───── Data supplied

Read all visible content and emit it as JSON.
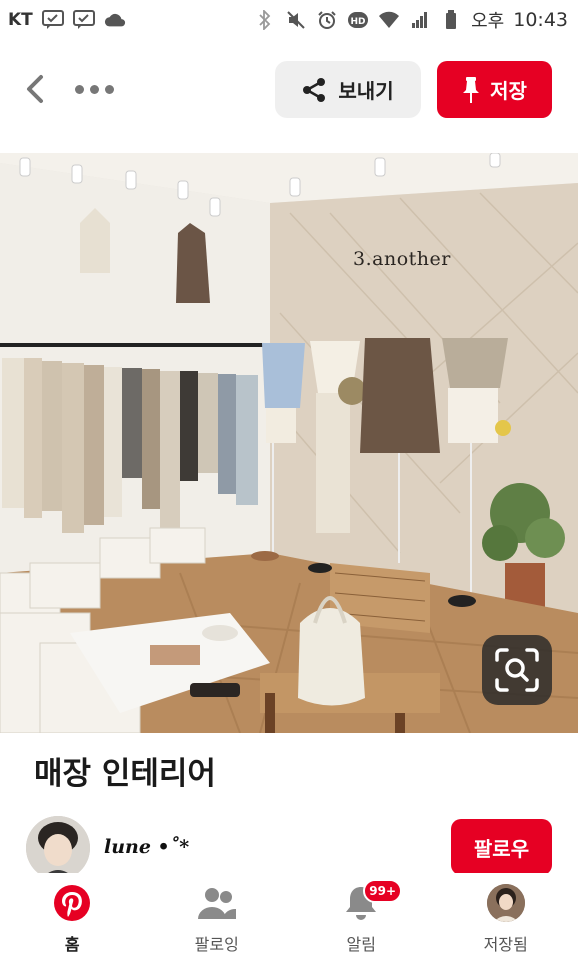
{
  "status_bar": {
    "carrier": "KT",
    "ampm": "오후",
    "time": "10:43",
    "icons": [
      "message-icon",
      "message-icon",
      "cloud-icon",
      "bluetooth-icon",
      "mute-icon",
      "alarm-icon",
      "hd-icon",
      "wifi-icon",
      "signal-icon",
      "battery-icon"
    ]
  },
  "top_bar": {
    "share_label": "보내기",
    "save_label": "저장"
  },
  "pin": {
    "store_sign": "3.another",
    "title": "매장 인테리어",
    "creator_name": "lune •˚*",
    "follow_label": "팔로우"
  },
  "bottom_nav": {
    "items": [
      {
        "label": "홈",
        "icon": "pinterest-logo-icon",
        "active": true
      },
      {
        "label": "팔로잉",
        "icon": "people-icon",
        "active": false
      },
      {
        "label": "알림",
        "icon": "bell-icon",
        "badge": "99+",
        "active": false
      },
      {
        "label": "저장됨",
        "icon": "profile-avatar-icon",
        "active": false
      }
    ]
  },
  "colors": {
    "brand_red": "#e60023",
    "share_bg": "#efefef"
  }
}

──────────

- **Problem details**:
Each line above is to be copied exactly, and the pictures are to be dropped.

- **Response to this task**:
Read all visible content and emit it as JSON.
{
  "status_bar": {
    "carrier": "KT",
    "ampm": "오후",
    "time": "10:43",
    "icons": [
      "message-icon",
      "message-icon",
      "cloud-icon",
      "bluetooth-icon",
      "mute-icon",
      "alarm-icon",
      "hd-icon",
      "wifi-icon",
      "signal-icon",
      "battery-icon"
    ]
  },
  "top_bar": {
    "share_label": "보내기",
    "save_label": "저장"
  },
  "pin": {
    "store_sign": "3.another",
    "title": "매장 인테리어",
    "creator_name": "lune •˚*",
    "follow_label": "팔로우"
  },
  "bottom_nav": {
    "items": [
      {
        "label": "홈",
        "icon": "pinterest-logo-icon",
        "active": true
      },
      {
        "label": "팔로잉",
        "icon": "people-icon",
        "active": false
      },
      {
        "label": "알림",
        "icon": "bell-icon",
        "badge": "99+",
        "active": false
      },
      {
        "label": "저장됨",
        "icon": "profile-avatar-icon",
        "active": false
      }
    ]
  },
  "colors": {
    "brand_red": "#e60023",
    "share_bg": "#efefef"
  }
}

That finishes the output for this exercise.